Immediate Relatives vs Non-immediate Relatives with Regards to Immigration

America has always been viewed as a beacon of hope for immigrants. Whether you and your family members are seeking better opportunities, greater freedoms, or simply reunification, it is important that anyone who is in the country legally and hoping to help their relatives join them understand how U.S. immigrations officials determine eligibility for a visa.  There are two distinct categories of family relations that are used: the immediate relative category and the family preference category.  The biggest difference between the two is that immediate relatives of the person petitioning for a visa are immediately eligible for a visa, while those in the family preference category have to wait.

Let’s look at who falls into each of the two categories.

Immediate relative category requires the applicant to be a U.S. citizen, and includes:  the applicant’s spouse; the applicant’s parents as long as the applicant is 21 or older; and the applicant’s unmarried children as long as they are 21 or younger.

There is no limit to how many immediate relatives can be accepted into the U.S. each year, and are not subject to the requirements or restrictions regarding admissibility such as accepting employment or overstaying a visa.

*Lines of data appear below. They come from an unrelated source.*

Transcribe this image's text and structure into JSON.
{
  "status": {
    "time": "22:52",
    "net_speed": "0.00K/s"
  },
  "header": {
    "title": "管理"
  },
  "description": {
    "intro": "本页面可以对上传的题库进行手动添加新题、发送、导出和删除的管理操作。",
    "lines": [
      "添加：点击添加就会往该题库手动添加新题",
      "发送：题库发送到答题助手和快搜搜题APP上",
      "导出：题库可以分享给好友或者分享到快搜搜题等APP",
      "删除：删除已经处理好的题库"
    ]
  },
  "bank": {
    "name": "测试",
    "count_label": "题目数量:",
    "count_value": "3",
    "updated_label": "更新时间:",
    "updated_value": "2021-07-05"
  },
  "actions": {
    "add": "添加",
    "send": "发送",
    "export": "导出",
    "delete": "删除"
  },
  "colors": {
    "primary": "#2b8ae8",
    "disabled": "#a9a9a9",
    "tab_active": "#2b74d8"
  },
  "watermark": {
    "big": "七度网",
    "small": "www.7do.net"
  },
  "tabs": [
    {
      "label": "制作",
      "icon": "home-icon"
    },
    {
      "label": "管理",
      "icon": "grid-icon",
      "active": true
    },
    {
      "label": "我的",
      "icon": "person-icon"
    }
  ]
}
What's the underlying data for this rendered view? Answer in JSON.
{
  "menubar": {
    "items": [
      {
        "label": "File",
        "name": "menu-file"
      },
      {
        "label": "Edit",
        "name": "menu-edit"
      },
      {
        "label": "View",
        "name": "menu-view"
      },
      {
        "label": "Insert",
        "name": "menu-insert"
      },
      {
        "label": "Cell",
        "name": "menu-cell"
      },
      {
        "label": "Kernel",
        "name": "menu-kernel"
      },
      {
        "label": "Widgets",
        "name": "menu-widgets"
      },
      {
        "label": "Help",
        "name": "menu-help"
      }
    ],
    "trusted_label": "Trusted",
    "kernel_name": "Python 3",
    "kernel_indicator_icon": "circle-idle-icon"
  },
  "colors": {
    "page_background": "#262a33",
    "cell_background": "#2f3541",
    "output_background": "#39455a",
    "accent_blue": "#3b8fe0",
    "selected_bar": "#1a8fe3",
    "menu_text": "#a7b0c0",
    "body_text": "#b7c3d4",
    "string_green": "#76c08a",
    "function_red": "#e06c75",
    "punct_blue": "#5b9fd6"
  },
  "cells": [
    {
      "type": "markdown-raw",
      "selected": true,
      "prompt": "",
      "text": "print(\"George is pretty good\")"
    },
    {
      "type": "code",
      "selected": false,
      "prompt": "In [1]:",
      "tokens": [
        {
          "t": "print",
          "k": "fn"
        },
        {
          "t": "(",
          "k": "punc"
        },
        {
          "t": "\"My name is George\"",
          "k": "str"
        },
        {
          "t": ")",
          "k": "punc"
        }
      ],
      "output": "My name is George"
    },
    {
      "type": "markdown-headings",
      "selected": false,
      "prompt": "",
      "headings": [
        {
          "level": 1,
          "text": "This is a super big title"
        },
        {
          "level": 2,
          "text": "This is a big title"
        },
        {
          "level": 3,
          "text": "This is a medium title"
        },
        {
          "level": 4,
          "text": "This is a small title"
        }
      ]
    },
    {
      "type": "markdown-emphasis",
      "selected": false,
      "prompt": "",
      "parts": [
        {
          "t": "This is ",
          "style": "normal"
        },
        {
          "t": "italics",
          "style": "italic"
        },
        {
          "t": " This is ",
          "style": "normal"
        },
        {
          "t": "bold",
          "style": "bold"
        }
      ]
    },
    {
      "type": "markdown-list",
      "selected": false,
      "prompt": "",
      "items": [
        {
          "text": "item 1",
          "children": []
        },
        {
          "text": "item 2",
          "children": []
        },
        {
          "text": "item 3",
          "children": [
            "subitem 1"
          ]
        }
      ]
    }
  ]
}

Family preference category includes:

  • Category 1 – Unmarried sons and daughters of U.S. citizens who are older than 21
  • Category 2 – Spouses, children, and unmarried sons and daughters of Legal Permanent Residents
  • Category 3 – Married sons and daughters of U.S. citizens
  • Category 4 – Brothers and sisters of U.S. citizens

The family preference category is subject to a quota regarding how many people in each category and from each country will be allowed. The waiting period to gain entry in this category can take more than 20 years depending on the U.S. eligibility requirements from the country of origin.

Beyond these categories, the United States has specific rules about what kind of relative can qualify for conditional permanent residence. This status is available to spouses of U.S. citizens who have been granted lawful permanent residence based on a marriage that occurred less than two years prior to the green card application being approved.

The U.S. also passed a law called the Child Status Protection Act which prevents a person who qualified as an immediate relative from aging out of the process prior to their visa being approved: their age is frozen to the date of the application for immigration purposes.

Family visa eligibility is a complicated subject. For information regarding the specifics of your needs, contact us today to set up an appointment.